* [Exercise objective]:
Among the entries below, tally each line where the word "title" appears and state only the total.

* [Information provided]:
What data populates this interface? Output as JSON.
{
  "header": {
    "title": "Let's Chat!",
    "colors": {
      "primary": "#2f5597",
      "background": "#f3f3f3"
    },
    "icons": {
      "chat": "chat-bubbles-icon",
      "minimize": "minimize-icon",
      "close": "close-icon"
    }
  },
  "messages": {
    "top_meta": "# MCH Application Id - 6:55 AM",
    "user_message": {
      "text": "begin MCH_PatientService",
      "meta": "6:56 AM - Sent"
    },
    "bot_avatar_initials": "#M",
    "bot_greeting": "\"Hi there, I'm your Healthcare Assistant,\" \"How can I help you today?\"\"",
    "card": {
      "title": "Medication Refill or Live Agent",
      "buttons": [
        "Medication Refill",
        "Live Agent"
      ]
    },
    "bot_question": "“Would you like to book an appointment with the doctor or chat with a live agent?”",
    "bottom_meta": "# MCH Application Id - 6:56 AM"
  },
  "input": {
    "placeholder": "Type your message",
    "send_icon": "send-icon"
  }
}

* [Written solution]:
2